On the first page of the first issue (Oct. 10, 1858) an editorial reveals that: 'The Journal will at all times be a staunch advocate of all necessary reform; will fearlessly expose existing abuses, wishes, and political views of the population'. The editor intends to write leading columns expressing liberal and progressive opinions and to advance moral and social interests of the colony. There is an expectation that the Journal will be open to, 'every party in the community which has complaints to make, grievances to be redressed, or improvements to suggest'. On page 4 of the same issue readers are advised that guarding important interests at Adelong and Tumut, namely gold mining and agriculture, could not receive effective production unless through the medium of an independent journal.
On page 3 (Dec. 9, 1859) under the heading 'New Management' readers are informed that the Journal's 'Literary Department will in future be under the guidance of a gentleman in everyway calculated to do it and the public Justice', and thereby freeing up time to avoid hasty errors occurring in the Mechanical and other branches of the Journal due to insufficient staff.
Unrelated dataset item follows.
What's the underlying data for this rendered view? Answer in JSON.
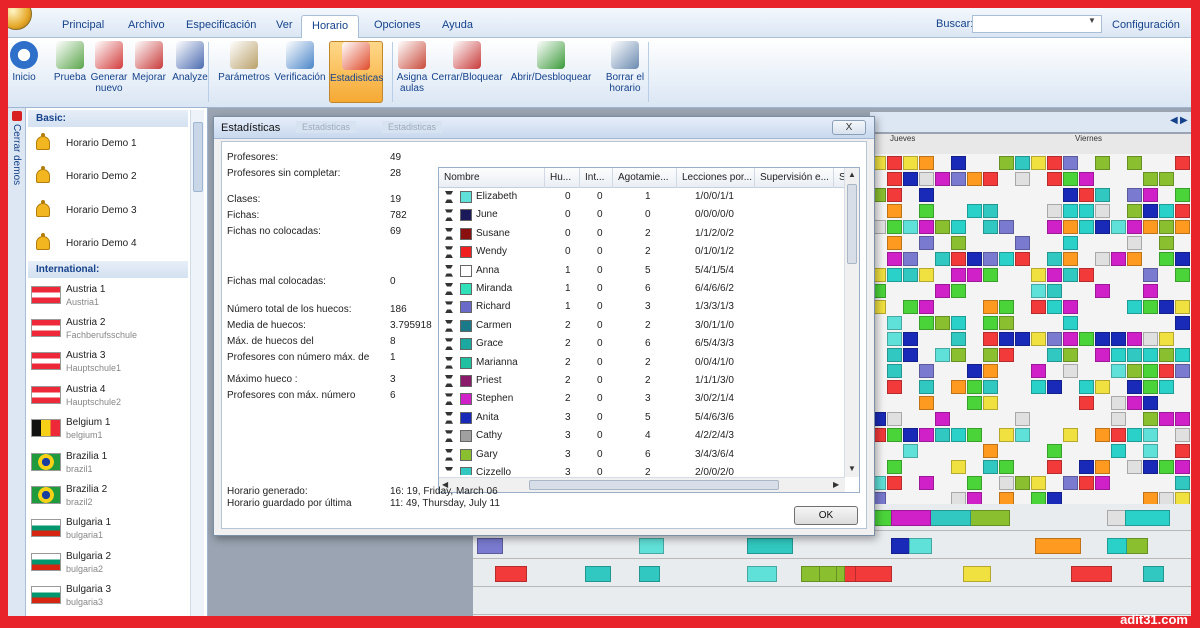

The same column contains a note of intention to change the style of printing of the broadsheet and to publish the issue bi-weekly, however this did not materialise. On page 2 of the final issue of the Adelong Mining Journal and Tumut Express (Sept. 28, 1860) subscribers are informed that the proprietors will be moving the publication to Kiandra Goldfields, in order to take advantage of 'Electric Telegraph communication', and re-naming the newspaper the Kiandra Chronicle, and Maneroo, Tumut and Murrumbidgee Advertiser.